Giannis Antetokounmpo had 31 points and 17 rebounds, Khris Middleton scored 25 points and the Bucks beat the 76ers 119-98 on Saturday night in a matchup of Eastern Conference rivals.

Antetokounmpo scored Milwaukee’s first 11 points in the third quarter as the Bucks took advantage of the absence of Philadelphia big man Joel Embiid, who went to the bench less a minute into the period after picking up his fourth foul, and quickly put the game out of reach.

“We came out the third quarter and played fast,” Antetokounmpo said. “We were able to rebound the ball and just attack them. Joel had four fouls. That worked in our favor. We tried to be aggressive in the third quarter and set the tone.”

Antetokounmpo added eight assists as Milwaukee won for the 16th time in its last 18 games to improve its NBA-best record to 48-8.

The Bucks led 56-50 at the half before Antetokounmpo’s scoring outburst put the Bucks in control. Milwaukee would go on to outscore the 76ers 37-23 in the period.

Embiid, coming off a 39-point performance on Thursday night, had 17 points and 11 rebounds but shot just 5 for 18. Furkan Korkmaz and Shake Milton also scored 17 points apiece for the 76ers, who fell to 9-20 on the road.

“I liked what I was seeing in the first half, and the death knock was Joel sitting,” 76ers coach Brett Brown said. “We just didn’t respond well to Milwaukee playing their tails off, and they shot the heck out of the ball.”

Philadelphia lost All-Star point guard Ben Simmons early in the first quarter. Simmons, who missed the 76ers’ previous game with lower back tightness, headed to the locker room after making consecutive driving layups, the second with a little more than 7 minutes left in the opening quarter. He didn’t return after the injured flared up.

“We never got in a rhythm. Losing Ben, then foul trouble, not making shots and some calls that could have gone a different way,” Embiid said. “But it’s on us.”

The 76ers shot just 35%, while the Bucks connected on 53% of their shots.

The Bucks got off to a scorching start, taking a 12-2 lead sparked by seven points from Antetokounmpo. Milwaukee led by as many as 11 in the quarter and held a 31-21 lead at the end.

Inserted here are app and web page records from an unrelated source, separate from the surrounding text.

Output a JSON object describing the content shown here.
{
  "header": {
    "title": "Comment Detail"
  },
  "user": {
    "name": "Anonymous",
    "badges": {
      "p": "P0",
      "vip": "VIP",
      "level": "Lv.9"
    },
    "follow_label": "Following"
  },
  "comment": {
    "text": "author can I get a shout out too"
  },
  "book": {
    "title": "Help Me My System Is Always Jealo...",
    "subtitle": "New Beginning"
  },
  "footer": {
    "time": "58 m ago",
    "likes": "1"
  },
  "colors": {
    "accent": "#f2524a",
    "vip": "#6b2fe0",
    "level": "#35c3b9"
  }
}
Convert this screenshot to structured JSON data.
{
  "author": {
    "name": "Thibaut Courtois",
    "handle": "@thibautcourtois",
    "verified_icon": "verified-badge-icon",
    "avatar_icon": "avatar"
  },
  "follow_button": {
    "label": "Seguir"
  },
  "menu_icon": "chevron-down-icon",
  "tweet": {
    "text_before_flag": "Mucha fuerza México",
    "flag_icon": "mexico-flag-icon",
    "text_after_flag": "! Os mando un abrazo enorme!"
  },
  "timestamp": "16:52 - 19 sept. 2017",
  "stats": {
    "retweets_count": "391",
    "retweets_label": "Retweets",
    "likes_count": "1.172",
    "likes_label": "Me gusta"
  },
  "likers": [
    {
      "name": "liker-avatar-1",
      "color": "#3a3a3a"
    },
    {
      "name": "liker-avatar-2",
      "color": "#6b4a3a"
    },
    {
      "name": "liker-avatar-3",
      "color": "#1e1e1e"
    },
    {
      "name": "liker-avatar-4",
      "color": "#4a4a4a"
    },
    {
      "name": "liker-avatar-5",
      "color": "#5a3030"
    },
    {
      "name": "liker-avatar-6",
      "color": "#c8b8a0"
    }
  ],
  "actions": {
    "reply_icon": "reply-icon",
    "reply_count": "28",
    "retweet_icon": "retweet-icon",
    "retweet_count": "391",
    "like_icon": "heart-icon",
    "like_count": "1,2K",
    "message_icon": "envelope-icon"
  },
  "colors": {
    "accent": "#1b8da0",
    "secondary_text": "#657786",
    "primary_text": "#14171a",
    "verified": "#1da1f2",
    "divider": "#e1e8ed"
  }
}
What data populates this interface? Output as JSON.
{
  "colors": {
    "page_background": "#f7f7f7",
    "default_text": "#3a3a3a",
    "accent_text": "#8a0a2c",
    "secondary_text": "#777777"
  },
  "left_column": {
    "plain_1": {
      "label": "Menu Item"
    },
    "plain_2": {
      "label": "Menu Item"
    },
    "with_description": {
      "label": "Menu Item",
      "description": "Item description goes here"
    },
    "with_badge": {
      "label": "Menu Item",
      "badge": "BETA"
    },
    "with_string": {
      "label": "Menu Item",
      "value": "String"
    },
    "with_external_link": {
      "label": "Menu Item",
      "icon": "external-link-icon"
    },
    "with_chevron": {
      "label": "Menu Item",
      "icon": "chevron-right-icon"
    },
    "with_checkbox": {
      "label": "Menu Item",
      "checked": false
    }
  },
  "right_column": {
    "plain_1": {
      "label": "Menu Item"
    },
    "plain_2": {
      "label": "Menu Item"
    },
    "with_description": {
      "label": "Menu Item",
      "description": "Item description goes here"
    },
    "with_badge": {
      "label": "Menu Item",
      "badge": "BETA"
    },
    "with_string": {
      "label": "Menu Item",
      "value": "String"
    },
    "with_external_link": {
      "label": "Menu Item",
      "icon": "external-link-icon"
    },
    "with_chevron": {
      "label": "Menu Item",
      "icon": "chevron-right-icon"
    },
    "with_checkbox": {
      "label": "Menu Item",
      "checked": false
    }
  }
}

Philadelphia pulled within 37-36 in the second before the Bucks used a 10-2 spurt to push the lead back to double digits.